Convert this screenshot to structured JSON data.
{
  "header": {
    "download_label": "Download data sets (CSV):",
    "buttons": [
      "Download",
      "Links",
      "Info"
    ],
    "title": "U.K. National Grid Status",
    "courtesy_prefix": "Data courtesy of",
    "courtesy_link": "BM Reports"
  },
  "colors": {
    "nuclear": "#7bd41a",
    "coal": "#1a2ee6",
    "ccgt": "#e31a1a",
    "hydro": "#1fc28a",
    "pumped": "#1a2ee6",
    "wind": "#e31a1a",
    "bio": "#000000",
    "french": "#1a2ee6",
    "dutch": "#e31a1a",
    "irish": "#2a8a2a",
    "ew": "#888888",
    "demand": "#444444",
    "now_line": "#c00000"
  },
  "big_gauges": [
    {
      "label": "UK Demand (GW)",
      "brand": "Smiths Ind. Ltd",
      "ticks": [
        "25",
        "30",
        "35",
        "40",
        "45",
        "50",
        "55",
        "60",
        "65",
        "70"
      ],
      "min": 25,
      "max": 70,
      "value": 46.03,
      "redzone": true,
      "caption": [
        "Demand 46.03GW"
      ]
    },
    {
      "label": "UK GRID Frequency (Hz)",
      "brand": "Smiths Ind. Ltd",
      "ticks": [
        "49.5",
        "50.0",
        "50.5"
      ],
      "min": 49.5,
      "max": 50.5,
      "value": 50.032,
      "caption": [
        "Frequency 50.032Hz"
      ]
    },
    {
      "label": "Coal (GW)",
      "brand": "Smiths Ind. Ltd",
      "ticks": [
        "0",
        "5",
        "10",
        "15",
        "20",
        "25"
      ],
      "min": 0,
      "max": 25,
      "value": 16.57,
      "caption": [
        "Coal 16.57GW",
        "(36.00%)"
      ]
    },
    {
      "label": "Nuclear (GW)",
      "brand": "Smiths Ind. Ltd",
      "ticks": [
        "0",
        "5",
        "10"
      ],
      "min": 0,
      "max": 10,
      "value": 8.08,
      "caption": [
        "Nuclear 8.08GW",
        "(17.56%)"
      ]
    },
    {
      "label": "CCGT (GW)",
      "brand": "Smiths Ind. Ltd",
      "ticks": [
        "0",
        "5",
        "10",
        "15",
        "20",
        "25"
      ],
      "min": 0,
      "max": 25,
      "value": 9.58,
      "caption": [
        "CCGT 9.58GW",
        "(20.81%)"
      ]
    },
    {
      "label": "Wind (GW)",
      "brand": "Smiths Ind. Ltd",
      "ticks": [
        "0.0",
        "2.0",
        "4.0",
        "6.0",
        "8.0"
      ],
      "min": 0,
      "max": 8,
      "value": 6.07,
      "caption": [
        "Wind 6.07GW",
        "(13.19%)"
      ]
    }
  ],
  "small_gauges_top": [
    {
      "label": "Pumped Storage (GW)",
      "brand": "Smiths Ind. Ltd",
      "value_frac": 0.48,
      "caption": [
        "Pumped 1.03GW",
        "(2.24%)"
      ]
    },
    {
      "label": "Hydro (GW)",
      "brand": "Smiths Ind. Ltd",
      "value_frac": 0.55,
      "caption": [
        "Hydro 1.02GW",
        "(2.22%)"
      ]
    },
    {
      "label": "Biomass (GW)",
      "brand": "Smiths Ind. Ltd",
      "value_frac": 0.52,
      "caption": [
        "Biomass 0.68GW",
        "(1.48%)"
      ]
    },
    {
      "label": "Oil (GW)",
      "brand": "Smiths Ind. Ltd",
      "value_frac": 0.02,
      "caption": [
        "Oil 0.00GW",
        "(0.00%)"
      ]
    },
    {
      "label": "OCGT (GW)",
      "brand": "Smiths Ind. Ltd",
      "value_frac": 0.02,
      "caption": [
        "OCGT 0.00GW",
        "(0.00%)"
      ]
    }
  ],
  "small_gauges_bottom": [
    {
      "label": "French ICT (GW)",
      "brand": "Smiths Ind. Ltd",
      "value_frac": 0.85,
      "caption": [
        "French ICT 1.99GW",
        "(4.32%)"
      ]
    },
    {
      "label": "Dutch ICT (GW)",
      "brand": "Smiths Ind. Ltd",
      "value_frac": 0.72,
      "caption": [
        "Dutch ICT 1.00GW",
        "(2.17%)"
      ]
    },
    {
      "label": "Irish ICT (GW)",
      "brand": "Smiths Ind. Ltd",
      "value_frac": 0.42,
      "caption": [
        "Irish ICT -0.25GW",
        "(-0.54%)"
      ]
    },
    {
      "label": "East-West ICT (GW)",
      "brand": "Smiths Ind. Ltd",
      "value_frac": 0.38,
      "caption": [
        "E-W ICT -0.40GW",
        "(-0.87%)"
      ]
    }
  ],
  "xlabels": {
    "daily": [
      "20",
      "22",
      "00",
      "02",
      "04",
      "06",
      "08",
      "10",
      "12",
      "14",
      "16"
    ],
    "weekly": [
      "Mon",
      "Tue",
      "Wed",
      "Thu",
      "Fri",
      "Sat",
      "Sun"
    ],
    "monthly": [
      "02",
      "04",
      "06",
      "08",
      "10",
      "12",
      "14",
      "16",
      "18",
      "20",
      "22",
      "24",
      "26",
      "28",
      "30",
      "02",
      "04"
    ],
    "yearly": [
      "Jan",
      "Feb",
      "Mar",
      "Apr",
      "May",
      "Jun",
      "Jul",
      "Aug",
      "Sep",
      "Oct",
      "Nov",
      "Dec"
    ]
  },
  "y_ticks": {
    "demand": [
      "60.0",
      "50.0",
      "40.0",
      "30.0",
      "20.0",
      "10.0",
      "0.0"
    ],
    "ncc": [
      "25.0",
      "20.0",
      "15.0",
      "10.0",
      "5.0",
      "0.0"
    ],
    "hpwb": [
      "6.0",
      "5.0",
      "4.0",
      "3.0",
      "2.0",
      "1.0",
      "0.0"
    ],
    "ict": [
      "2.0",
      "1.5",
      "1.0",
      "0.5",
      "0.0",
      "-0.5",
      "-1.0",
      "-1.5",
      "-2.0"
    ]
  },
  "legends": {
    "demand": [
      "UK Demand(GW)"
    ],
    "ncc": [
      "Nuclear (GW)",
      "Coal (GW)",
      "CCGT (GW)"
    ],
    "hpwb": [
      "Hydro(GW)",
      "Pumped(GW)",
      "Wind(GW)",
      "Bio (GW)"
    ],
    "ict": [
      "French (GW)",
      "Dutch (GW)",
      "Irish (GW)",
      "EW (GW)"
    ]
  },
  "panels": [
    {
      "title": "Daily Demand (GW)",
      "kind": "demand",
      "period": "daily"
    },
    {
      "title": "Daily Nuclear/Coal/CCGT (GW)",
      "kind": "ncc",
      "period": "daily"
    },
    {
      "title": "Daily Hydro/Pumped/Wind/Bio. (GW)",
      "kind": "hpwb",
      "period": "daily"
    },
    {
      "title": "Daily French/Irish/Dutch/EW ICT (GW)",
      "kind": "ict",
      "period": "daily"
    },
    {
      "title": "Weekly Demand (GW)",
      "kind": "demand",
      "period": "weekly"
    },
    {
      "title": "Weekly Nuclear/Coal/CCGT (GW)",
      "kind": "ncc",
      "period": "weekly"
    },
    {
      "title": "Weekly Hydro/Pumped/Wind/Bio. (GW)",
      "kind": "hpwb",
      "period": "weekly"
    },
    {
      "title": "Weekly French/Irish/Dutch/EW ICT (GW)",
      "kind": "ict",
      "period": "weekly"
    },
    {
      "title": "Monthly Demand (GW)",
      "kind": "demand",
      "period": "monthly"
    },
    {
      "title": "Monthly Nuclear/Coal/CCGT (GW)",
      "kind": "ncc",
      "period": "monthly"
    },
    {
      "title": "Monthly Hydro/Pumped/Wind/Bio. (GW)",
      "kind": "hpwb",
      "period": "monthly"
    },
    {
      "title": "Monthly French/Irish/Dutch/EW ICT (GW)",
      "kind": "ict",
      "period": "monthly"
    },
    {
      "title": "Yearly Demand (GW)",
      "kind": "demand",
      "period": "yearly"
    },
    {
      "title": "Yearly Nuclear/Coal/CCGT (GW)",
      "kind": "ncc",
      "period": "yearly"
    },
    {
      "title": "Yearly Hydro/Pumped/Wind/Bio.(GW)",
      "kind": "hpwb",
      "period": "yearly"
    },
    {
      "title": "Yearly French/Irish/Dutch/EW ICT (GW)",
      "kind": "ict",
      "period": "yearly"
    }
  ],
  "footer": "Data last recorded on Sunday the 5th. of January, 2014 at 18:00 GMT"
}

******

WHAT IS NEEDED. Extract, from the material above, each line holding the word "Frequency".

RESPONSE AREA.
      "label": "UK GRID Frequency (Hz)",
        "Frequency 50.032Hz"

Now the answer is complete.